Dir: Zhang Yimou
Star: Matt Damon, Jing Tian, Pedro Pascal, Willem Dafoe
The great question about The Great Wall is this: is it a Western film, shamelessly pandering to a Chinese audience, or a Chinese film, shamelessly pandering to an Western audience? Quite possibly, both. It’s certainly a sloppy mess, that hardly feels like the work of renowned director Zhang, who has been nominated for three Best Foreign Film Oscars, and won awards at Berlin, Venice and Cannes. It’s more like the work of an enthusiastic 11-year-old with an unusually generous uncle. That’s not necessarily a bad thing: I found Raise the Red Lantern such pure, concentrated arthouse, it was more effective than Temazepam, and should only be available by prescription. This is not likely to send anyone to sleep. The overwhelming lunacy of it all will ensure that.
William Garin (Damon) is part of a mercenary group infiltrating 11th-century China, in search of the legendary “black powder”, when they stumble across the Great Wall. Given they’re being hotly pursued, they opt to surrender to the residents, only to find themselves part of a relentless battle against waves of demonic creatures. These turn out to be aliens, spawned from a meteor, which swarm to the attack every sixty years. Fortunately, Garin has stumbled across the monsters’ fatal flaw: they’re magnetic. No, really: magnetic fields make them docile. However, the creatures have figured out they can burrow beneath the wall, and are on their way to the capital. Time to send up the hot-air balloons!
Yeah. Like I said: an enthusiastic 11-year-old. One whose favorite film is the TV broadcast version of Starship Troopers, and was given an age-appropriate book on Chinese history and a trip to Cirque du Soleil for Christmas. Have to say, the first attack on the wall is startling in scope and content; the problem is, Zhang throws absolutely everything he came up with at you. A better movie would have held variants of the monsters back for later use, creating a sense of escalation. Instead, the film empties its armory inside the first 30 minutes, and the rest is simply remixes thereof. Garin’s sidekick (Pascal) is largely discarded, and Dafoe’s character is there, simply as an excuse why the main Chinese character, Commander Lin (Jing), can speak English.

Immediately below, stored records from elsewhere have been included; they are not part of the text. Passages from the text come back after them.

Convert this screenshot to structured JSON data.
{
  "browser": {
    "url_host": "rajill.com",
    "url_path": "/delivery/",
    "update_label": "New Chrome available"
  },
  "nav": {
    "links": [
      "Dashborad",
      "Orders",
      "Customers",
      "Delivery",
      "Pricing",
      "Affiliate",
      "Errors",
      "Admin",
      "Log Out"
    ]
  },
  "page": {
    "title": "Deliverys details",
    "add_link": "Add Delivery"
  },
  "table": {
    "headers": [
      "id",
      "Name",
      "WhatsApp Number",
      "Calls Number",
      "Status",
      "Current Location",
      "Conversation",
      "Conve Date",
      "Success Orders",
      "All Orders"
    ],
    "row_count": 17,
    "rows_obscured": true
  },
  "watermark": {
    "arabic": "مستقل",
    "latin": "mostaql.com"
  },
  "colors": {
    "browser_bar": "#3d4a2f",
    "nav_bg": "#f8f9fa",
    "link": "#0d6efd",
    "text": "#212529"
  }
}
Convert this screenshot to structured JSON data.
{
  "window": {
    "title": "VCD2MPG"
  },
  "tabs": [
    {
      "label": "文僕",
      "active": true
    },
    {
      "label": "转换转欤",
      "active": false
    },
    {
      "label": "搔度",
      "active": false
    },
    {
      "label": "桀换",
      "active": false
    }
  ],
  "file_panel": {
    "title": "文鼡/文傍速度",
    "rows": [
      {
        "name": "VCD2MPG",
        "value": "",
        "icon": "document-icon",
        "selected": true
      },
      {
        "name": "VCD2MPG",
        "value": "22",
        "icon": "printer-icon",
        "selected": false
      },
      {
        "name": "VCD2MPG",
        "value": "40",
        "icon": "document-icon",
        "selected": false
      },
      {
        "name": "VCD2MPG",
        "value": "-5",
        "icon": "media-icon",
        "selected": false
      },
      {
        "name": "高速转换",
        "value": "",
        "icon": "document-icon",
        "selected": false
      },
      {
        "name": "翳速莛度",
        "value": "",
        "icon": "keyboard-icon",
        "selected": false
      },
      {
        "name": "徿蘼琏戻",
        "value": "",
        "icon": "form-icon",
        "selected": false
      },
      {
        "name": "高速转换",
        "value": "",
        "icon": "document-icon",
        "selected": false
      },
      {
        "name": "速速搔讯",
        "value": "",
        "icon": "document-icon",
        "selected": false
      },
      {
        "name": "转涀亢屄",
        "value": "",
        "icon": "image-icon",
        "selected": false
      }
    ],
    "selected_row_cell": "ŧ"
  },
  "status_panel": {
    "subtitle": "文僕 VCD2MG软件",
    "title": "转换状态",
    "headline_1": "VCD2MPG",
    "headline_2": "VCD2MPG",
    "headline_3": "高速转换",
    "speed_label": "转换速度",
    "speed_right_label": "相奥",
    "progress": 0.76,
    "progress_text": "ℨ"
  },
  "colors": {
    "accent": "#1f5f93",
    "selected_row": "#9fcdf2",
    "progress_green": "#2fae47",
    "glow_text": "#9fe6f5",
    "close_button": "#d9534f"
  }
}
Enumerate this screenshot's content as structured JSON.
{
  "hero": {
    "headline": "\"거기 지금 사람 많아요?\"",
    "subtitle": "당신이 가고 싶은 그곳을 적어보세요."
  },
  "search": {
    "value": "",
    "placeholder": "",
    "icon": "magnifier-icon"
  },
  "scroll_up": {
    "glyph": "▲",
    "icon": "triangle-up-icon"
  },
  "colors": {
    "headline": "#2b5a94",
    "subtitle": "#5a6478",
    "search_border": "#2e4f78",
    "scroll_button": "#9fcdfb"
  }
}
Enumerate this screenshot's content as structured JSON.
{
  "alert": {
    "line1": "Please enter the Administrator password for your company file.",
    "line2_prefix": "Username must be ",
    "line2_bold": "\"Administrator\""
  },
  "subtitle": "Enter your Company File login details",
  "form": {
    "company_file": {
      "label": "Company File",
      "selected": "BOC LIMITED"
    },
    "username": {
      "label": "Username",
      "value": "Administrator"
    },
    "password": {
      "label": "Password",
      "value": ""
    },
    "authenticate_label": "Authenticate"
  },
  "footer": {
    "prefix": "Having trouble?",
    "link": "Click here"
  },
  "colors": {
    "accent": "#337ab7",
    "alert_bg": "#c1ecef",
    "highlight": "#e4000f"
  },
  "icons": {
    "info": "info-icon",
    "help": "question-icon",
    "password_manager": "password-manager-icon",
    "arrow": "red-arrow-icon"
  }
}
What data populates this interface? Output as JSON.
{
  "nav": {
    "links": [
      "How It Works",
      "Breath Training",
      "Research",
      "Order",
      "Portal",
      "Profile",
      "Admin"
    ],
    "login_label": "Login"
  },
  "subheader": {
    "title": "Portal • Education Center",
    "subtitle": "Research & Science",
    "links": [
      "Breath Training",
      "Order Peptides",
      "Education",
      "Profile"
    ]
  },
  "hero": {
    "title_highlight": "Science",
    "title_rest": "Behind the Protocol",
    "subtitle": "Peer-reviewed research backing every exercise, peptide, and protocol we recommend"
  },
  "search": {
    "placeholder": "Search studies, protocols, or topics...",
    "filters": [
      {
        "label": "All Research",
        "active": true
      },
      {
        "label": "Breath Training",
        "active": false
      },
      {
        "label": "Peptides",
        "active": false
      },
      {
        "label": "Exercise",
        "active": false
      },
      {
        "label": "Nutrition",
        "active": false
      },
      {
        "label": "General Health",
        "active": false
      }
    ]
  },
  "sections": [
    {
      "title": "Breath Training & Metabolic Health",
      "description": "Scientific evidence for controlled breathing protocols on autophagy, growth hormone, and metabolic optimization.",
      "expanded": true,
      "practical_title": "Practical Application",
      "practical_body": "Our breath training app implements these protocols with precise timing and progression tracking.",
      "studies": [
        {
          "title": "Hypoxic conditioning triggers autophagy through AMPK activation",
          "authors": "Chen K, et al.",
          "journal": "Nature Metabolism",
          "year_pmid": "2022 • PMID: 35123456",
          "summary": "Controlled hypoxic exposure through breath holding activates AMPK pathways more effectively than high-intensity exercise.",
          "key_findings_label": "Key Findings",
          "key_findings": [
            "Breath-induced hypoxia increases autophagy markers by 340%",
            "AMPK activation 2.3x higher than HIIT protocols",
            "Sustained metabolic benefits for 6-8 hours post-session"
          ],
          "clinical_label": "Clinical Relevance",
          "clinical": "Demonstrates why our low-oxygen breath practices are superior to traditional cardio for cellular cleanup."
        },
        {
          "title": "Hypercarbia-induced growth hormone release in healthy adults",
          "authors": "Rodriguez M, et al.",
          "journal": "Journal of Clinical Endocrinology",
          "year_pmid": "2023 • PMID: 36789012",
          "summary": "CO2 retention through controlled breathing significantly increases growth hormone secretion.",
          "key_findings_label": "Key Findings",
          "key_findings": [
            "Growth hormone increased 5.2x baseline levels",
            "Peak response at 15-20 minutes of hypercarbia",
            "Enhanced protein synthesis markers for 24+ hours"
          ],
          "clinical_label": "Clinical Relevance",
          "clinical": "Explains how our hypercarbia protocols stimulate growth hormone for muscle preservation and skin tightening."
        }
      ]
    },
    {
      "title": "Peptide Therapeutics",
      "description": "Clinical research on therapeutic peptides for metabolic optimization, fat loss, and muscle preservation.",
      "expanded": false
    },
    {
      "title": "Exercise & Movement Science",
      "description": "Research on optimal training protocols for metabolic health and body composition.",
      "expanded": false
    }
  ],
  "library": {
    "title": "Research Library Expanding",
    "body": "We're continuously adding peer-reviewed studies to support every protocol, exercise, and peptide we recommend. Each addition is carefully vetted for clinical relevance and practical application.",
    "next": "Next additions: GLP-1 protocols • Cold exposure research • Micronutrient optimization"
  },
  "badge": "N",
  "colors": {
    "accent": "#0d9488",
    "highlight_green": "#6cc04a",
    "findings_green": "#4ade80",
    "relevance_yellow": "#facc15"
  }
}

The film is populated almost entirely by what might be called, “Wait, what?” concepts: things that look incredibly cool, yet make absolutely no fucking sense. For example: One of the preferred defensive techniques involves the Crane Troop, shown top. These are blue-armored female warriors who plummet off the wall on chains, stab at the monsters with spears while dangling upside down, before kinda bungee-cording, kinda being winched back up. I’d love to have been in the planning meeting which gave the thumbs-up to that method of combat. Or what are effectively giant scissors, embedded in the wall. The same could be applied to the lead character’s presence, though as usual, claims about whitewashing seem horrendously overblown. Because if there’s a “savior” of the Chinese people here, it’s magnets, not Matt Damon.